By Caroline Valetkevitch
NEW YORK (Reuters) – U.S. stocks ended a choppy session slightly lower on Wednesday after minutes from the last Federal Reserve meeting showed policymakers agreed they needed to maintain a more restrictive policy stance.
The September meeting minutes also showed many Fed officials stressed the cost of not doing enough to bring down inflation.
Recent market weakness has been tied in part to increasing fears among investors that aggressive rate hikes by the Fed could tip the world’s largest economy into a recession.
Rate-sensitive utilities were down 3.4% while real estate fell 1.4%. They led percentage declines among S&P sectors for the day.
Fed officials in the recent speeches have come out “in unison regarding the Fed’s commitment toward curtailing inflation and staying the course,” said Quincy Krosby, chief global strategist at LPL Financial in Charlotte, North Carolina.
“There’s an understanding now the Fed is going to keep going. The question for the market is where is the transition from 75 basis points to 50 and 25. That is what the market is focused on I think.”
At the September meeting, Fed officials raised interest rates by three-quarters of a percentage point for the third straight time in an effort to drive inflation down from 40-year highs.
The market bounced around just after the open, with data earlier showing a surprise rise in September producer prices. The Labor Department’s producer prices index rose 8.5% in the 12 months through September, slightly higher than an estimated 8.4% rise.
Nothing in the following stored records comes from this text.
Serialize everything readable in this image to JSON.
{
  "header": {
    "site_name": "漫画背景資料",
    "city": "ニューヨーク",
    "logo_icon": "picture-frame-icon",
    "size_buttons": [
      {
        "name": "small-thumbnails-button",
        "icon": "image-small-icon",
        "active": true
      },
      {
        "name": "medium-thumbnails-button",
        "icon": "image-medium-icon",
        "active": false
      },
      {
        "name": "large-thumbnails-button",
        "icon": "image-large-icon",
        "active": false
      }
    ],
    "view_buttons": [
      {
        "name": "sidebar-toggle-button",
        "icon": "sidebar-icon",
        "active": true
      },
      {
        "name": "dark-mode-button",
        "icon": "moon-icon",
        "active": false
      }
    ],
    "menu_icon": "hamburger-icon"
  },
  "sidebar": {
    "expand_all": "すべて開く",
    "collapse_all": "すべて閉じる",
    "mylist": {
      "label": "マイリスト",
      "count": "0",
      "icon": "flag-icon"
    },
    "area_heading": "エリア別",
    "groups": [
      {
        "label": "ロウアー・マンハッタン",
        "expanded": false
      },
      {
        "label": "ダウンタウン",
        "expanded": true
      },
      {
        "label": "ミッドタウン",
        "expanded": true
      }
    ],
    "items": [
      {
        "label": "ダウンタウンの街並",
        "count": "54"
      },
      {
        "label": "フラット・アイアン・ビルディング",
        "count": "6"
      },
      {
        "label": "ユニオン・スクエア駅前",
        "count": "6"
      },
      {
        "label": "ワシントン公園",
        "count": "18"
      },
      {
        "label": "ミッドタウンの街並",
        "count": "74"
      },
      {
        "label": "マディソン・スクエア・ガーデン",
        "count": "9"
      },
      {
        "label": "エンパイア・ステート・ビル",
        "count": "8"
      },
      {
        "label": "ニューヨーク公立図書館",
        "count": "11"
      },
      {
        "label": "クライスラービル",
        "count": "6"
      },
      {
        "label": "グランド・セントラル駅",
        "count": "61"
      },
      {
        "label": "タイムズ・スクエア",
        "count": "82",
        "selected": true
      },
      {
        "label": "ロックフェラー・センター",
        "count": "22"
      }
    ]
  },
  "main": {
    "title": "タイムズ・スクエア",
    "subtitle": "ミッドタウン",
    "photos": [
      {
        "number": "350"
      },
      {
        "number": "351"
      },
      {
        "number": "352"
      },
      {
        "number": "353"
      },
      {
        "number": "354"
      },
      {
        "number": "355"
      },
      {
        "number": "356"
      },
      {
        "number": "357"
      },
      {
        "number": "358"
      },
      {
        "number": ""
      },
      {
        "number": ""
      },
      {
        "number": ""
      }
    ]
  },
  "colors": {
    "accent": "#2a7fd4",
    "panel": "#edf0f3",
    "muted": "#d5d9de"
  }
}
Still, the reading was lower than an 8.7% increase in August.
The Dow Jones Industrial Average fell 28.34 points, or 0.1%, to 29,210.85, the S&P 500 lost 11.81 points, or 0.33%, to 3,577.03 and the Nasdaq Composite dropped 9.09 points, or 0.09%, to 10,417.10.
Thursday’s report on U.S. consumer prices is considered even more key and has been anxiously awaited by investors, along with the start of third-quarter U.S. earnings, which kick off with results from some of the big U.S. banks on Friday.
The S&P 500 financial index ended down 0.3%.
Among gainers, PepsiCo Inc rose 4.2% after the soft-drinks maker raised its annual revenue and profit forecasts on firm demand for its sodas and snacks despite multiple price increases.
Alcoa Corp jumped 5.3%. The Biden administration is weighing restricting imports of Russian aluminum as it charts possible responses to Moscow’s military escalation in Ukraine, a person briefed on the conversations told Reuters.
Declining issues outnumbered advancing ones on the NYSE by a 1.64-to-1 ratio; on Nasdaq, a 1.15-to-1 ratio favored decliners.
The S&P 500 posted no new 52-week highs and 78 new lows; the Nasdaq Composite recorded 20 new highs and 433 new lows.
Volume on U.S. exchanges was 10.01 billion shares, compared with the 11.68 billion average for the full session over the last 20 trading days.
(Additional reporting by Ankika Biswas, Shreyashi Sanyal & Bansari Mayur Kamdar in Bengaluru; Editing by Anil D’Silva, Arun Koyyur and Deepa Babington)